Former president Mahmoud Ahmadinejad has suggested that rules over hijab should reflect the views of a majority of Iranians.  In a video debate with conservative commentator Mehdi Nassiri, Ahmadinejad said: “If parliament has passed a law and the majority of the people reject it, can you say I will enforce it no matter what?”

Compulsory hijab has been enforced without formal legislation since the 1979 Revolution. In recent years, many women have been defying ‘proper hijab’ with ever loosening head coverings and tighter manteaus. Some have removed their headscarves in protest against the rules, and social-media clips show women confronting clergymen and religious conservatives in public when told to fix their ‘bad hijab.’

Ahmadinejad was the first – and so far, the only – president in the Islamic Republic not to be a cleric and had at times a difficult relationship with senior clergy, who regarded him as an upstart. Against the wishes of many ayatollahs, Ahmadinejad championed the right of women to enter sports stadiums. While Ahmadinejad known as a foreign-policy hawk partly through his enthusiasm for Iran’s nuclear program, his closest associate Esfandiar Rahim Mashaei floated notions of reconciliation with Israel. In his second term, Ahmadinejad openly defied Supreme Leader Ali Khamenei and once he left office in 2013 he issued still more critical video messages.

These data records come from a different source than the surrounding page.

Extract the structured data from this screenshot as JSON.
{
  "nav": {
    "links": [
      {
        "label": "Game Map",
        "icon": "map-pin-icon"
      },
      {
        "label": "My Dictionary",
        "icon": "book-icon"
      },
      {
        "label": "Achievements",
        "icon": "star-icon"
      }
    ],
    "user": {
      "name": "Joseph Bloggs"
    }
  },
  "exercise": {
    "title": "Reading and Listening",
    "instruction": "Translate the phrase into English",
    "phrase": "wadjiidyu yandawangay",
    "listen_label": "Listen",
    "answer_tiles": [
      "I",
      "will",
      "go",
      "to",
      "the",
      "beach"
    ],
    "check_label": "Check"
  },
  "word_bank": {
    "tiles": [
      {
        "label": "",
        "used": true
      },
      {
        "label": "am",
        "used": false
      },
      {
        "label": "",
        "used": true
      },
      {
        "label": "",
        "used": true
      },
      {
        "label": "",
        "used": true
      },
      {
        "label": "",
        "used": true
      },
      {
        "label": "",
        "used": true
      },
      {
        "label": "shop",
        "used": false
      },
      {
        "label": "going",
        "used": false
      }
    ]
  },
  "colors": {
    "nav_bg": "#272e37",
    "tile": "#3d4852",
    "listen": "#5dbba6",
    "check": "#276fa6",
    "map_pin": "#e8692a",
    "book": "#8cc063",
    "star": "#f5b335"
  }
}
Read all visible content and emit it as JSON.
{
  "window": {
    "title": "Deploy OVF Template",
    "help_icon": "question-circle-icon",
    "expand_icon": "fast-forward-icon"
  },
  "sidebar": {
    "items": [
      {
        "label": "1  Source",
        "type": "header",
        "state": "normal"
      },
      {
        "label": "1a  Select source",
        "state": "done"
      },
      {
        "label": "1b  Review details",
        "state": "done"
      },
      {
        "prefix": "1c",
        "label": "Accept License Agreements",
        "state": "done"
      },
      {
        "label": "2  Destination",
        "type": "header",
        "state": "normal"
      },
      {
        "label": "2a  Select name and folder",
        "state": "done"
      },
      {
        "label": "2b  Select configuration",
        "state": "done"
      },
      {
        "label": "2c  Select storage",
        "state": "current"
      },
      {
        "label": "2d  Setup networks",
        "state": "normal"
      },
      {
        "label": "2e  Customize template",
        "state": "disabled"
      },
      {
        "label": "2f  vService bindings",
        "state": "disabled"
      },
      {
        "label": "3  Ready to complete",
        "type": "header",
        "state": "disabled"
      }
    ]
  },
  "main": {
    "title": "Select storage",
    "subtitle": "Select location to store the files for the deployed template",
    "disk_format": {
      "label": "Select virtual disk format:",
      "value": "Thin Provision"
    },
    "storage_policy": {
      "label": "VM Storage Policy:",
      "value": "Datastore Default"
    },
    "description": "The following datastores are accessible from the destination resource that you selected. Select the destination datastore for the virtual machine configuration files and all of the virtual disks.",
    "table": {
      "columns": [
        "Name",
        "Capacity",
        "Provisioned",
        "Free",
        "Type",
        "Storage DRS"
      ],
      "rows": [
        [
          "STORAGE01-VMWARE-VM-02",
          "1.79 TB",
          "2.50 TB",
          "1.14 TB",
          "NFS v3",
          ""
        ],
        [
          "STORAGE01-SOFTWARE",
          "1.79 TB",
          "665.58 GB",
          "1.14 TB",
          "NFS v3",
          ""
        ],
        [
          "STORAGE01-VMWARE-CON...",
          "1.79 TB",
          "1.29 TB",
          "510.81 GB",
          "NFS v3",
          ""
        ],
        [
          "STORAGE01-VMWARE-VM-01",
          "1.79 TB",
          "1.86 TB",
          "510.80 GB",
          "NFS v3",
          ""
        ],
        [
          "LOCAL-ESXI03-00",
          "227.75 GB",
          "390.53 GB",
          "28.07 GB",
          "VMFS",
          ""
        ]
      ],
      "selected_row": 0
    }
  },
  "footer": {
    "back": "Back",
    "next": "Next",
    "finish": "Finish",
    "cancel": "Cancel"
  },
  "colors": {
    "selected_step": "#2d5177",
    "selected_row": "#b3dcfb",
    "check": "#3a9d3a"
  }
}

The Guardian Council, a constitutional watchdog barred Mashaei from the 2013 election, when Ahmadinejad was ineligible to stand for a third consecutive term, and in 2017 it barred Ahmadinejad himself. There has been speculation that the former president may try again for the presidential election in June 2021 when President Hassan Rouhani will be ineligible.